rampant public lying by political committees shortly before elections followed by contrition and “mistakes were made”apologies after the election. The list is endless and lest anyone say that American ingenuity is on the ropes, the sheer creativeness of some of these efforts is breathtaking.
It is not of this political skullduggery that I write. Far beyond Nixonian dirty tricks and totally in a category by itself is the Citizens United case which effectively disenfranchises the American voter by opening the floodgates of corporate money and influence in the election process. The most sweeping damage to American politics in a century was done not by a few men in a dark room stuffing ballot boxes but instead in the temple of justice of the Supreme Court where five justices banded together to sweep away a century of law about the role of corporations in the election process. These five justices opened the floodgates of monied interests to influence every election. Justice Roberts should not be proud of this handiwork.
The case should properly be called “Citizens Eunited,”because it truly cost the US voters their potency. Like eunuchs, US voters still have an outward appearance of normalcy, but in reality they have lost that which gave them power and made the US the world’s greatest democracy. The importance of Citizens Eunited cannot be overestimated.
As voters we are now reduced to a sort of federal motor vehicles department. Through our votes we collectively issue a license to some person whose character and ethics we little understand. What we do learn about a candidate is subject to endless spin, camouflage, “correction,” and packaging. Inconvenient truths and facts are distorted beyond recognition. The American middle class voter is fed endless streams of sound bites but few real speeches that show character, and even the limited televised debates are scripted and get more production time than most full-length feature films. Citizens Eunited enables stealth candidates to come into office without our even knowing what they stand for or who they are. Perhaps we should award an Oscar for best fictional character in the Congress, although it might be hard to pick the winner out of more than 400 made-up and contrived people.
Issues are no better. Corporations form huge combines of trade associations and politicalinfluence groups with innocuous names to lobby for the special interest dujour. Much of the time we are unable to tell who or what is behind the lobbyist group.

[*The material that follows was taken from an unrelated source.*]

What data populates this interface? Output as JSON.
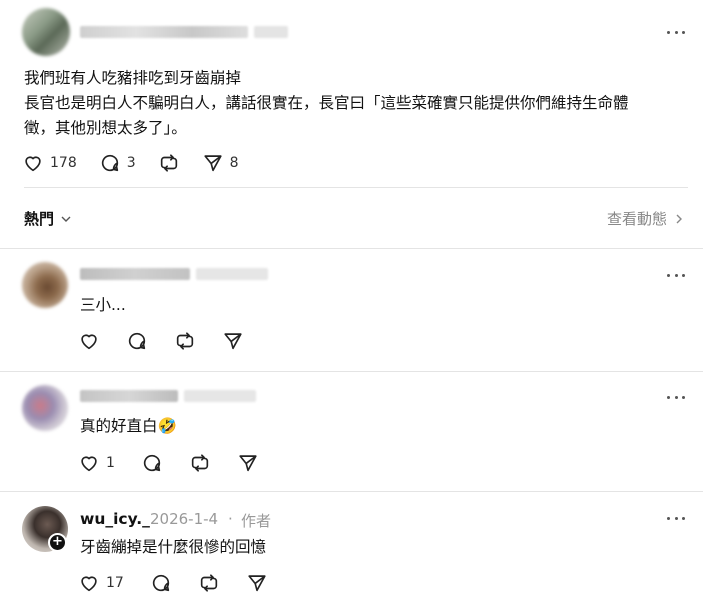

“Citizens for a Fair Wage” may suggest that the group is pro-labor and for an increase in the minimum wage, and then we find out that it is funded by an association of restaurant chains to ensure that minimum wages are not
increased. We started that camouflaging the names of statutes under the last Bush presidency when a law called “No Child Left Behind” consistently cut aid to schools and dependent children.
Recently the Democratic Party started identifying all the political funding of the Koch brothers who actively try to influence think
tanks, scientist and universities along political lines. The denunciation of the Koch brothers should not be understood to be a
restoration of democracy. Instead it is simply one political group pointing the finger at another political group, when both of them are doing the same thing and taking money from lobbyists and corporate interests right and left. The tee shirt of this age is emblazoned with the phrase: “My lobbyists can beat up your lobbyists.”
And lobbyists there are aplenty. Trying to influence the Affordable Care Act, the health and drug industries fielded an avalanche of lobbyists armed with“white” papers, studies, position papers, legislation drafts and other tools of influence. There were more than 3,800 lobbyists registered and actively involved in forming and shaping policy on the first national health legislation in
decades. That is more than ten lobbyists for every member of the House. Added to the sheer numbers of lobbyists crowding out the voice of concerned citizens is an endless parade of fact finding trips and conclaves in tony resorts for Congresspeople to “drill down”into the issues while drilling down into the buffet and the bar. What voter has a chance against all that money and
A very wise businessman once taught me to always find out who the person across the table from me is working for. In the business world, someone’s boss may be a board of directors, or a government minister, or another powerful executive.
In American politics today, a member of Congress doesn’t work for us, the voters. Those running for another election will tell us that they want our votes, but that vote only gets them a seat. From that moment on, they work for lobbyists. The only limitation after the vote is whether they will draw the line at total intellectual dishonesty while in office.
Less than total honesty is the norm. The trade associations and lobbying groups will produce whatever “science” and policy papers that justify their own positions, and we have seen numerous scandals in which university professors have been paid by drug companies to ignore unhappy facts about drug outcomes and by coal companies and utilities to tell us that global warming is a myth propounded by tree huggers. Those same lobbyists tell us that using implements made in China is just fine even if thousands die there from the effects of too rapid industrialization. We are all too well aware that there are communities dotted across the land in which there is so much combustible methane in the water supply from fracking that homeowners can light their lawn sprinklers for the Fourth of July instead of buying sparklers. Of course the natgas industry tells us that is just fine and “very, very limited” when it occurs.
Until 2010 there was some limited control over the use of corporate money to influence political debate. Since Citizens Eunited there is almost no real control over the corrosive power of megamillions being channeled into
the political process. To survive as a vibrant democracy, we must begin to take the political process back, to
restore our votes, to find a way where our voice carries as much weight as
General Motors’coffers and to remind our Congresspeople for whom they work. That
process will be long and complicated, and we will have to fight yet another army
of lobbyists to get that done.